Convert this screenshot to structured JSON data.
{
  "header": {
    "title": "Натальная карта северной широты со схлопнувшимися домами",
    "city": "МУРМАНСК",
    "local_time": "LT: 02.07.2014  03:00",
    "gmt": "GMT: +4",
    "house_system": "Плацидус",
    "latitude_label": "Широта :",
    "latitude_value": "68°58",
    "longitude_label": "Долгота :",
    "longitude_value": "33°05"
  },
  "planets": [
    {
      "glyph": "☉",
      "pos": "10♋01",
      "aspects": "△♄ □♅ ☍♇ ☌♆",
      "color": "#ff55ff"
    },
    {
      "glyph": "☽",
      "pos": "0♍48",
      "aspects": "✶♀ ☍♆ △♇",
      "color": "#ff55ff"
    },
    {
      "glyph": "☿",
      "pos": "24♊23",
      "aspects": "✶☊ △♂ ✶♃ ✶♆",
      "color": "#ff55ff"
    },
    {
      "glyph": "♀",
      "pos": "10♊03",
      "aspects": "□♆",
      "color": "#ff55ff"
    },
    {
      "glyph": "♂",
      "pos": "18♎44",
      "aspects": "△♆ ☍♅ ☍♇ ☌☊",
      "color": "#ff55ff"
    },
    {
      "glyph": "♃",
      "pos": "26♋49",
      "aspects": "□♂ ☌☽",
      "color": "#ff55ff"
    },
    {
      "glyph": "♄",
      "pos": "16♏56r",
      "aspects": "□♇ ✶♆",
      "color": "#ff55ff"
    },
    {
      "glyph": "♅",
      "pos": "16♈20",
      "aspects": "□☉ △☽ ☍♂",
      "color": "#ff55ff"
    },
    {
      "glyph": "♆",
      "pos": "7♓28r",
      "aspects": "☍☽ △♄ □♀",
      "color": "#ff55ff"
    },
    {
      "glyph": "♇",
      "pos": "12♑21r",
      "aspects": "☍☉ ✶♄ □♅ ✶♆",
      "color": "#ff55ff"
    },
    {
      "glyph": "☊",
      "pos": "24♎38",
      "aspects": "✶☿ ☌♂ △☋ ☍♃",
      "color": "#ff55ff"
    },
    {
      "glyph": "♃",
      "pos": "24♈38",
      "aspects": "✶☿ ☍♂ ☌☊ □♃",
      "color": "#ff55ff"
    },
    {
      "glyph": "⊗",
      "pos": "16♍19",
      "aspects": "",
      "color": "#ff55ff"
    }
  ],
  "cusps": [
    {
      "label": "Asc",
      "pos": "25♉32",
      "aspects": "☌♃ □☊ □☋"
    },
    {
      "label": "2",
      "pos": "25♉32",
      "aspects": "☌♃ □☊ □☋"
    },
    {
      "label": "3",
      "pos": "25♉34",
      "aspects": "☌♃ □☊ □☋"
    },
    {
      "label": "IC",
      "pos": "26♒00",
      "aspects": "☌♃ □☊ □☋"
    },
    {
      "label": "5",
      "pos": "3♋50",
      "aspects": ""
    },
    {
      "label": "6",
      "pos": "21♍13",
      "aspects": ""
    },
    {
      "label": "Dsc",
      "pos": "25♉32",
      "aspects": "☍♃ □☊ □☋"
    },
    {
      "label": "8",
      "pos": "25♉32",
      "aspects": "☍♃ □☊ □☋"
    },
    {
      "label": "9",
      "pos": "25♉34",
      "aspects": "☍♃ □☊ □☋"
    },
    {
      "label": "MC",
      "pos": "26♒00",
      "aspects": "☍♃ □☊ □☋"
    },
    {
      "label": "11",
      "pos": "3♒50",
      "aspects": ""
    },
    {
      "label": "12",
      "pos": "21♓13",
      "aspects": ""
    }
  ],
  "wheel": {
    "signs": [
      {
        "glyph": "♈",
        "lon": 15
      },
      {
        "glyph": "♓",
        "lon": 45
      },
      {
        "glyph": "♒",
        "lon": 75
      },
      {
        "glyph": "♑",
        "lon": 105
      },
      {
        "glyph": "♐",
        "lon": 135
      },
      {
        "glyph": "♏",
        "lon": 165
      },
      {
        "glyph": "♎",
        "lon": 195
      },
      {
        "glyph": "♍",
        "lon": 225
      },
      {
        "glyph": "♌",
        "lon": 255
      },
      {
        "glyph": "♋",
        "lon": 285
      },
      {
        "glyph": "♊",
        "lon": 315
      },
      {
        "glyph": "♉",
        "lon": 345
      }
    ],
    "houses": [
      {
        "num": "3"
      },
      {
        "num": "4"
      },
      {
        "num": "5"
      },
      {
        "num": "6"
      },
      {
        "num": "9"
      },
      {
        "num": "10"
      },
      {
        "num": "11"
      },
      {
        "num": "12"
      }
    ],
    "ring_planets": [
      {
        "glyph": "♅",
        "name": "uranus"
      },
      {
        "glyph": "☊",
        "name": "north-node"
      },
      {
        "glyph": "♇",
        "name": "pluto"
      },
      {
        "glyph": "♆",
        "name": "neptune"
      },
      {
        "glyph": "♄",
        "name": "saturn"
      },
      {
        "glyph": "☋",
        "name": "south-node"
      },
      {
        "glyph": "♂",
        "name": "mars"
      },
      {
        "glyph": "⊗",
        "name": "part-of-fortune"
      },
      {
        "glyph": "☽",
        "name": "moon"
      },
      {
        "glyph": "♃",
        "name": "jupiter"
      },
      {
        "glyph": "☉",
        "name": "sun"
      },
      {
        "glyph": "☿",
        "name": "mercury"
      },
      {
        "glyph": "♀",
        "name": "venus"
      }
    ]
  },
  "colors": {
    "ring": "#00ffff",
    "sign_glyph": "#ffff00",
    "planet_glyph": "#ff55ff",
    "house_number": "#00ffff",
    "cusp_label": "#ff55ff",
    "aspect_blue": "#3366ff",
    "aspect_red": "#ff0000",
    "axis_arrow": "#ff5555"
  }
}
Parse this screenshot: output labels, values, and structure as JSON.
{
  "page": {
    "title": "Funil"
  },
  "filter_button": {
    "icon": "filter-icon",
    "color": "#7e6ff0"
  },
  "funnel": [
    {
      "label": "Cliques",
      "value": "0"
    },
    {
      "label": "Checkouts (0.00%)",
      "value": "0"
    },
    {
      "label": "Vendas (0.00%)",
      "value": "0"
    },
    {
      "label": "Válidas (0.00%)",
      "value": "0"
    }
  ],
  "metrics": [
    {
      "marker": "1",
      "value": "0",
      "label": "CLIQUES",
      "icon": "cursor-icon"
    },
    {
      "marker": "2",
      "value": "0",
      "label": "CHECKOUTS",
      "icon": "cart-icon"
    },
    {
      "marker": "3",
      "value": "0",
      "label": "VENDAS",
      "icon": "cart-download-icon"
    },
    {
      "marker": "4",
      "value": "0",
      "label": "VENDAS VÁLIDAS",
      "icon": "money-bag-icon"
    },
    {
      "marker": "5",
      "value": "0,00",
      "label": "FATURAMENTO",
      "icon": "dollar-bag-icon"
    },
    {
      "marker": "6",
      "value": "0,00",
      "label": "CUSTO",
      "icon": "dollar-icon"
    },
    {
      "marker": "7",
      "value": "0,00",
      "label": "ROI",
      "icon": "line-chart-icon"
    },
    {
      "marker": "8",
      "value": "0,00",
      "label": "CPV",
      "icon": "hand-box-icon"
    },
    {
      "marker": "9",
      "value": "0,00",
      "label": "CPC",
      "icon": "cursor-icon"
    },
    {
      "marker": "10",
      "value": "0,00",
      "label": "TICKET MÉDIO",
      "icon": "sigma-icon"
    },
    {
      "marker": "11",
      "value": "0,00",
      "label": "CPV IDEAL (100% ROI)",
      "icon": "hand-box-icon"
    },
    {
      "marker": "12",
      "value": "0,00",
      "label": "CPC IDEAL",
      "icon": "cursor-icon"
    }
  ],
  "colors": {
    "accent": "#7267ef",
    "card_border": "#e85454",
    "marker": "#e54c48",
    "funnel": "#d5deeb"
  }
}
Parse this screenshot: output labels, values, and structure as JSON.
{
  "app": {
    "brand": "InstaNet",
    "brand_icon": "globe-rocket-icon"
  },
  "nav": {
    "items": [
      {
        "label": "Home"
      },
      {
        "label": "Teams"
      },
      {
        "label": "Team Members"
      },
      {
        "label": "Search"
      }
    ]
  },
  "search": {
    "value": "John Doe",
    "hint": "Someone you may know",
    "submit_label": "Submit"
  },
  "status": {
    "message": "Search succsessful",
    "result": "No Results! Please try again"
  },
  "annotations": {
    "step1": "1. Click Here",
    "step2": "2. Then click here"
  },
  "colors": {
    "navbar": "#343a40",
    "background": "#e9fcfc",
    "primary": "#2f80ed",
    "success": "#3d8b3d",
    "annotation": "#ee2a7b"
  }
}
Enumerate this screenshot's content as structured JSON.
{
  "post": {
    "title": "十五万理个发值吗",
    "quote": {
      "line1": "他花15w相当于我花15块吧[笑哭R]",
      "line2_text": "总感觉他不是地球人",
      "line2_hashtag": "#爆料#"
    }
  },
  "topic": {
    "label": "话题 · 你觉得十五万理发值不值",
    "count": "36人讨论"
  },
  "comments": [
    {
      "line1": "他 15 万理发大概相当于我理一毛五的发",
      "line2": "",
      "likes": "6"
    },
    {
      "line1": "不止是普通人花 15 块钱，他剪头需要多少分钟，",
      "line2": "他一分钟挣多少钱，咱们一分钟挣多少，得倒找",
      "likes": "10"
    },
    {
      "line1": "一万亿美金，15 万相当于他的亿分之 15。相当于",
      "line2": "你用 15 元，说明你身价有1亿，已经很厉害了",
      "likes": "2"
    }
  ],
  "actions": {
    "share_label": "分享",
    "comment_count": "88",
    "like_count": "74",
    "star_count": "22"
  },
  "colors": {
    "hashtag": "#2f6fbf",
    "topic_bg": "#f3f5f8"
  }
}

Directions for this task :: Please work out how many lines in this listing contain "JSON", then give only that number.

Answer to this task :: 4